HI State Libraries website

Visit the Hawaii State Library System homepage at www.librarieshawaii.org

Additionally, the website promotes a variety of services and community events, offers its digital visitors the opportunity to connect with staff via the “Ask a Librarian” feature, and provides book recommendations from staff and study tools for youth and students. The website is also mobile device-friendly for people on the go and contains links to state and federal resources.

To experience the award-winning website for yourself, visit the Hawaii State Library System at https://www.librarieshawaii.org/ and share your own story.

By Christine Sakuda, THG Executive Director

False Missle Alert : Reuters Hugh Gentry

A combination photograph shows screenshots from a cell phone displaying an alert for a ballistic missile launch and the subsequent false alarm message in Hawaii, Jan. 13, 2018. REUTERS/Hugh Gentry


I was getting breakfast ready for my family on the morning of Jan. 13 when I received the emergency text alert, “BALLISTIC MISSILE THREAT INBOUND TO HAWAII. SEEK IMMEDIATE SHELTER. THIS IS NOT A DRILL.”

By the time the official “false alarm” text was issued 38 minutes later, I had already made calls to other family members throughout Hawaii, extended “I love you(s),” and exchanged hugs with those whom we were with. Alerts also came in from my children’s schools over the rapidly unfolding situation as individuals and agencies alike sought clarity and definitive confirmation of an “all clear.”

Looking back, that Saturday’s mishap and the events that followed were keen reminders of the importance of the “people process” in any system, regardless of technological platform or application.
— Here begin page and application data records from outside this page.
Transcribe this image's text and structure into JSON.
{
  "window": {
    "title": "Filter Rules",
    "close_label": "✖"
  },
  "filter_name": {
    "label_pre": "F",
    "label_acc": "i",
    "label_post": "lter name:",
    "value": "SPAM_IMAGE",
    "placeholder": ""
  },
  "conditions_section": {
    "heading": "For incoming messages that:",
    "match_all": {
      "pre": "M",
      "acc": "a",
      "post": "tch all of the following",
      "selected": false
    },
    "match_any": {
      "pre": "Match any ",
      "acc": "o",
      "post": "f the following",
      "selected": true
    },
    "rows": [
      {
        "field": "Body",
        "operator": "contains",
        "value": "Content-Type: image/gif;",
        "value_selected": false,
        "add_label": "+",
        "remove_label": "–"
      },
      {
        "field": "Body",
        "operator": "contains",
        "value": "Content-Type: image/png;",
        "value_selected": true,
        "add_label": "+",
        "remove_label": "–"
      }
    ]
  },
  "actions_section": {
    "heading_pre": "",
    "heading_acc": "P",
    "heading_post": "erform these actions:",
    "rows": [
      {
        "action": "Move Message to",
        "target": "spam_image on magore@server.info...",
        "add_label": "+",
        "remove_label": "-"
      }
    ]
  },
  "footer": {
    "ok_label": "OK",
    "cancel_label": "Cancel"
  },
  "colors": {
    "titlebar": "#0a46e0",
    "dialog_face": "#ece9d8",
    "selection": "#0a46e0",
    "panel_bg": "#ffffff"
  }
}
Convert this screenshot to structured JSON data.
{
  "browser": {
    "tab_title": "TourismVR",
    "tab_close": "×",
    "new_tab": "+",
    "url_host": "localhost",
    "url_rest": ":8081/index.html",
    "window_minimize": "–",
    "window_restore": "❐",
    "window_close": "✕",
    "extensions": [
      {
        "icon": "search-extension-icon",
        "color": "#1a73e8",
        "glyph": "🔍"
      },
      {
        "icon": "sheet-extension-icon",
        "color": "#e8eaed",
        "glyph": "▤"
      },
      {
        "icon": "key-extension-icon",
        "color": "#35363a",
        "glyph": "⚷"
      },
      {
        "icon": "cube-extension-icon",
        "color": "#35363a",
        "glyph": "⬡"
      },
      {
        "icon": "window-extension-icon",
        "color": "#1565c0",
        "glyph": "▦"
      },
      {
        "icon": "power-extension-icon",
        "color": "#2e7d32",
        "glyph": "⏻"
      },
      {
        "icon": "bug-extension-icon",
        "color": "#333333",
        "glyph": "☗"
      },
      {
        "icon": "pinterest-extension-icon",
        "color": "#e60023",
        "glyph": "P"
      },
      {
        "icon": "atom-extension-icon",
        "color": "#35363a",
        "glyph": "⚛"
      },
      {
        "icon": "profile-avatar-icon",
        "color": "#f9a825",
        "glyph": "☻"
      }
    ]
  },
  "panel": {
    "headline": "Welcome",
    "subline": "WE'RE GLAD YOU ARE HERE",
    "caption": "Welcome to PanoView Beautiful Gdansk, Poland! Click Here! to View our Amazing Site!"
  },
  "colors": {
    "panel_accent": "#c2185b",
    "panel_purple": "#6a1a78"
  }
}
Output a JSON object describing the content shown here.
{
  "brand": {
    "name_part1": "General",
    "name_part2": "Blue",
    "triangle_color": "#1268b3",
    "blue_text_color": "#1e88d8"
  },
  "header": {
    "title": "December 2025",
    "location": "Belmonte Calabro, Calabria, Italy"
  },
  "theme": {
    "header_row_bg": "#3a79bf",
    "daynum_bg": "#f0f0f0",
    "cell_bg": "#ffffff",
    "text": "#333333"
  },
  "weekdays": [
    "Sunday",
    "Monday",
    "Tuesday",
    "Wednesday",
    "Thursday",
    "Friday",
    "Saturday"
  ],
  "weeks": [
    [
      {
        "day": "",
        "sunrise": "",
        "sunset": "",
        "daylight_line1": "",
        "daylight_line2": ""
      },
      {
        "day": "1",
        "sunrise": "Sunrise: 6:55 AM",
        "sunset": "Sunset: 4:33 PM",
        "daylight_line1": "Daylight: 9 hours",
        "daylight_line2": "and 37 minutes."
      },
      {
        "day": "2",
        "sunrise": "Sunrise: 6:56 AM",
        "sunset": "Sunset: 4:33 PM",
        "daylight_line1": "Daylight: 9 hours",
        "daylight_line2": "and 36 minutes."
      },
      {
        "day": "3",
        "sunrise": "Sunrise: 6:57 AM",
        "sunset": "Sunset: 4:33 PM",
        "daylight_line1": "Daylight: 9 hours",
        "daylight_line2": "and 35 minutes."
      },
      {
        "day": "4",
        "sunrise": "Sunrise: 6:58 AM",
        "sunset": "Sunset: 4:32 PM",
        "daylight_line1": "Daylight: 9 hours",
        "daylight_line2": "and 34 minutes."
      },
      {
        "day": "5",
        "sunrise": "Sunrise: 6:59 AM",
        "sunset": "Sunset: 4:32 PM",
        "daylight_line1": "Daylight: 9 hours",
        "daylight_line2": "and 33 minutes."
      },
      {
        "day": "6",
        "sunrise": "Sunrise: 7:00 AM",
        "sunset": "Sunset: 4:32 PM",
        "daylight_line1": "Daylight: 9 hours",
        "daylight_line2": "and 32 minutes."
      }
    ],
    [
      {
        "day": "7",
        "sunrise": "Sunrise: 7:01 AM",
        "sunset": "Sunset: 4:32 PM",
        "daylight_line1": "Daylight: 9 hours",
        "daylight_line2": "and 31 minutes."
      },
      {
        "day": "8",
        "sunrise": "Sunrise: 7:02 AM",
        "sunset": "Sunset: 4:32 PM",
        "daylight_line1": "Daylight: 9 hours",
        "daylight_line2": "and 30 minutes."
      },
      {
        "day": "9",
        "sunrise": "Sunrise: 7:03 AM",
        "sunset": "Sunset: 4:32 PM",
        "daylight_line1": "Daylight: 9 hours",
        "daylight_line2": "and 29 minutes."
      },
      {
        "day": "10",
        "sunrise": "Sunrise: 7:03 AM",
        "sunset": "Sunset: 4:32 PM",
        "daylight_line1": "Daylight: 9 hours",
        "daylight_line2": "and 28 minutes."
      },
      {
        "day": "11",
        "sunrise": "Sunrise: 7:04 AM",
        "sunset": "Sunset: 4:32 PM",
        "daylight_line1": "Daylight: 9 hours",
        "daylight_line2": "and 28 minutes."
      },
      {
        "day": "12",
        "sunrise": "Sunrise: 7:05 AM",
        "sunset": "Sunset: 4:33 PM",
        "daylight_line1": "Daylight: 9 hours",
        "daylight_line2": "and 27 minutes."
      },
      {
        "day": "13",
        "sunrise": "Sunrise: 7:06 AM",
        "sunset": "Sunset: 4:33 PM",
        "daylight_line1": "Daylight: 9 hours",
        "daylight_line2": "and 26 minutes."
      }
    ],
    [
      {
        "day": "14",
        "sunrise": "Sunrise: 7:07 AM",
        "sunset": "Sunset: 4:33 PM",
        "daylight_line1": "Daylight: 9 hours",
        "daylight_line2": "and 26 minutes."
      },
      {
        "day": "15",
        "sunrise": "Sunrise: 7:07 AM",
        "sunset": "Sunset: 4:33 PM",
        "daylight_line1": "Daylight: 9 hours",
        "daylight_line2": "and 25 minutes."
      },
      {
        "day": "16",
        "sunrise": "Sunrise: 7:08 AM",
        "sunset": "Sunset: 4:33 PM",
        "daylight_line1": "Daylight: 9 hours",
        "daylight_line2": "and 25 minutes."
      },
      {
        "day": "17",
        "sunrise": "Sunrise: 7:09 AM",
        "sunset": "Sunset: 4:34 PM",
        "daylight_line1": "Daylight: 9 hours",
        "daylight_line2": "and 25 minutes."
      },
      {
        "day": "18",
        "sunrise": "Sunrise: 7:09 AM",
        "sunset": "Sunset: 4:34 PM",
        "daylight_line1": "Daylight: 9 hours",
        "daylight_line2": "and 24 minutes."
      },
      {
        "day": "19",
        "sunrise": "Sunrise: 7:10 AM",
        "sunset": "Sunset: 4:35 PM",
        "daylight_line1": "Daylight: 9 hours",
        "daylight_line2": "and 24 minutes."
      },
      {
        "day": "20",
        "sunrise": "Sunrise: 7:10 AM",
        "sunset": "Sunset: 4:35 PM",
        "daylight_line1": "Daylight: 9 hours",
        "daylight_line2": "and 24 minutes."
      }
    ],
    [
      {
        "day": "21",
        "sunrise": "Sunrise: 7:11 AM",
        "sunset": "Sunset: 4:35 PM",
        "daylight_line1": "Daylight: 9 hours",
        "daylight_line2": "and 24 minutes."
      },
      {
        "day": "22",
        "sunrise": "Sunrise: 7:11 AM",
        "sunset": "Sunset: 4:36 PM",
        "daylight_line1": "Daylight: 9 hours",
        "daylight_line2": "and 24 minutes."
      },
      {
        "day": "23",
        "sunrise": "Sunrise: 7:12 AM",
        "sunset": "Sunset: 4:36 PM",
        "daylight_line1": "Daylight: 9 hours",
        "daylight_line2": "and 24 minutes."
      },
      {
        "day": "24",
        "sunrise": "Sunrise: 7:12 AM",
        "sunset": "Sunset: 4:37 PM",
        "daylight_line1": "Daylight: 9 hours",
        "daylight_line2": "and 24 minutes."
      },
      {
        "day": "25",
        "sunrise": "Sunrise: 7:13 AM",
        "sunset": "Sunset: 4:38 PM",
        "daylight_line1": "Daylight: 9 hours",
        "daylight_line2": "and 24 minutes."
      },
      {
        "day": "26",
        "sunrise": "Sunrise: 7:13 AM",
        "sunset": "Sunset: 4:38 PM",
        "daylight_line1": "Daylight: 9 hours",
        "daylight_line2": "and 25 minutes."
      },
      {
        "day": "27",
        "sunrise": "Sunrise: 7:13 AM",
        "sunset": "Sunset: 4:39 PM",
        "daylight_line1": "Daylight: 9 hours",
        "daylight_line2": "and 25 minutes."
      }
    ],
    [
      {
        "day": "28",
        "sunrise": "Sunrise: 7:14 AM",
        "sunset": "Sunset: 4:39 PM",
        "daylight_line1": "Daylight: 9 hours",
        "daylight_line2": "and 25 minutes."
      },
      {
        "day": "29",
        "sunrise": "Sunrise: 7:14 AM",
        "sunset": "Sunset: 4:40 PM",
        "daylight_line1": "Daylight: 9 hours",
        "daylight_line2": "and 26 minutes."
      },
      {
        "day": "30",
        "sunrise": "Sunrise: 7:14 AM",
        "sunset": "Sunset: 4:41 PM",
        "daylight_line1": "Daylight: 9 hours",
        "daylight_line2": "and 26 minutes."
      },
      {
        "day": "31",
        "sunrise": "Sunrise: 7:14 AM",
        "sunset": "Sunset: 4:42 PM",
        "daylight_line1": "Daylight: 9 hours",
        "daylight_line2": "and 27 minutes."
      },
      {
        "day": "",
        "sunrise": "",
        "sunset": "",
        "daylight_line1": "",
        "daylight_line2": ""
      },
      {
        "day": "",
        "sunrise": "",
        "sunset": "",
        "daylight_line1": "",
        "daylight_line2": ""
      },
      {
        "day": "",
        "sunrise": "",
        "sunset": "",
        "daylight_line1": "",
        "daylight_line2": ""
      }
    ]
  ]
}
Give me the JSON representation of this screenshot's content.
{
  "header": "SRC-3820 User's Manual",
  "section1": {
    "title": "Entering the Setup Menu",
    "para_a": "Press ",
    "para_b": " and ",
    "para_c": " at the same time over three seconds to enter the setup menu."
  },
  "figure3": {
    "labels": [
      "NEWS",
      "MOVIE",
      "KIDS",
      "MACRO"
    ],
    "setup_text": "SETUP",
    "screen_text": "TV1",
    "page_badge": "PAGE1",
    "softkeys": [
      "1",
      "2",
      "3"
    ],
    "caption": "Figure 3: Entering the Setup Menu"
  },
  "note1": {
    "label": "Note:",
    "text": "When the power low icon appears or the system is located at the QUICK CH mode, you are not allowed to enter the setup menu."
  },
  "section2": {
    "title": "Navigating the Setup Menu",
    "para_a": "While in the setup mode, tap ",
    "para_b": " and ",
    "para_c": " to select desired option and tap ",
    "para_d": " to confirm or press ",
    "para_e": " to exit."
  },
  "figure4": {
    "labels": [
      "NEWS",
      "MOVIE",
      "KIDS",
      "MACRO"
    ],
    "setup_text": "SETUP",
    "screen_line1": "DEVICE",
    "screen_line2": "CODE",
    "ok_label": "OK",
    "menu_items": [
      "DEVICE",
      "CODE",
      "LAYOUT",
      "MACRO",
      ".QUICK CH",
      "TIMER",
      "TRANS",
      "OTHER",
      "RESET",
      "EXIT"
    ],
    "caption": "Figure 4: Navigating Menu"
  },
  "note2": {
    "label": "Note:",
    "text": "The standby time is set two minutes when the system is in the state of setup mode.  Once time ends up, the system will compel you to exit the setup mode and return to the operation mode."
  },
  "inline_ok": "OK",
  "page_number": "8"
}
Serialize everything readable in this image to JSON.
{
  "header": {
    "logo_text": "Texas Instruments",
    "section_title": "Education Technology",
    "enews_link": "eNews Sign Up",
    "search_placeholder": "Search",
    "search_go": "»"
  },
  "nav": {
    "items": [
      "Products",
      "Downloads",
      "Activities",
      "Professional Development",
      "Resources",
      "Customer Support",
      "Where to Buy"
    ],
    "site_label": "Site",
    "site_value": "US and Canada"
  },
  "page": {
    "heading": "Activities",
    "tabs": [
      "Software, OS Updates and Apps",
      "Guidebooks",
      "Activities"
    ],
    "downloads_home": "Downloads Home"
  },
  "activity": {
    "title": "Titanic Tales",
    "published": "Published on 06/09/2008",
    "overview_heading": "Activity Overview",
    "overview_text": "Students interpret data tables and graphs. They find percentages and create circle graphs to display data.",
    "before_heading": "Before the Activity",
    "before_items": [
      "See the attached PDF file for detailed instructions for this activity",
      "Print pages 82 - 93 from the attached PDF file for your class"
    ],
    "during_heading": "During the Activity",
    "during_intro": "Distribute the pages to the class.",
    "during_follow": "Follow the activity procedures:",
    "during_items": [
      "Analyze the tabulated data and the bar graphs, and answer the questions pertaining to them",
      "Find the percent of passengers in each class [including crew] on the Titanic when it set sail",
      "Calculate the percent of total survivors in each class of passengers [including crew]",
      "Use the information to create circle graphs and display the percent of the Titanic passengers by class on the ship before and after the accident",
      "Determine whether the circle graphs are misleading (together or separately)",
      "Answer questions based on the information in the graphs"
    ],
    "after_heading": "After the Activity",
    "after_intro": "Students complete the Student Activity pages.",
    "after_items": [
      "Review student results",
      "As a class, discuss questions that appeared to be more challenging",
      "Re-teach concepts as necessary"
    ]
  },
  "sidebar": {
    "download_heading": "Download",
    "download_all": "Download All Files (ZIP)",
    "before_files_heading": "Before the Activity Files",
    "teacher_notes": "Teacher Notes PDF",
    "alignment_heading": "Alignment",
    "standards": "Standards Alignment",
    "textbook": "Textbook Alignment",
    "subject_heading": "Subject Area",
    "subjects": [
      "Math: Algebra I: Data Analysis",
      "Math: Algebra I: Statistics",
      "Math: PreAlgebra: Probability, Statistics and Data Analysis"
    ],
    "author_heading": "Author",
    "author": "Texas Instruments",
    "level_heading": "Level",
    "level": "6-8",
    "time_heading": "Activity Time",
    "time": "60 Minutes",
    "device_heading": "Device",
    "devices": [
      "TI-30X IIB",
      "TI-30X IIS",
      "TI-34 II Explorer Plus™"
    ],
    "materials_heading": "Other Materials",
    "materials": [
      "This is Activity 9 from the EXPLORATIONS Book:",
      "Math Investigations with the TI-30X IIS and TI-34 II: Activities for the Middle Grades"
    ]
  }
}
While we may have technology at our fingertips, it is the human interaction with technology that can be the weak link.  Modernization of outdated systems includes people’s adaptation of meaningful processes that takes advantage of  technology.  This requires constant vigilance to keep pace with technology’s rapid evolution. Developing people processes to adapt and manage technology in a meaningful way is often the greatest challenge to any modernization effort.

Recognizing that our state can do better, the governor has directed Brig. Gen. Kenneth S. Hara, deputy adjutant general of the Hawaii Department of Defense, to review the current emergency response system. This will include notifications and warnings, as well as recommendations for improvement. An initial action plan will be provided no later than Feb. 13, with a final report no later than March 15.

Looking further ahead, it is encouraging that last summer Hawaii was one of the first states in the nation to opt-in to FirstNet, a first-responder network that, once built, will use advanced technologies to enable fire, police, EMS, emergency management and other public safety personnel to communicate and share information. FirstNet, or First Responder Network Authority, is an independent authority within the U.S. Department of Commerce, authorized by Congress in 2012 to develop, build and operate the nationwide network. Although opting in was only the first step, and the network – which now includes 56 territories and states – remains to be developed and launched, FirstNet represents the next evolution in modern emergency notifications.

“As is frequently noted by those most experienced with modernizing systems, updating the technology is the often-easy part, but updating processes can simultaneous present both the greatest risks and greatest opportunities.”

In the meantime, like many others I look forward to a clear-headed and thoughtful analysis of what happened on Jan. 13 and recommendations on where current processes and technology can be improved. It is our hope lessons will be learned about the importance of not only testing but questioning the testing processes as government strives to keep pace with technology and the new ways citizens obtain their information in the digital age. As is frequently noted by those most experienced with modernizing systems, updating the technology is the often-easy part, but updating processes can simultaneous present both the greatest risks and greatest opportunities.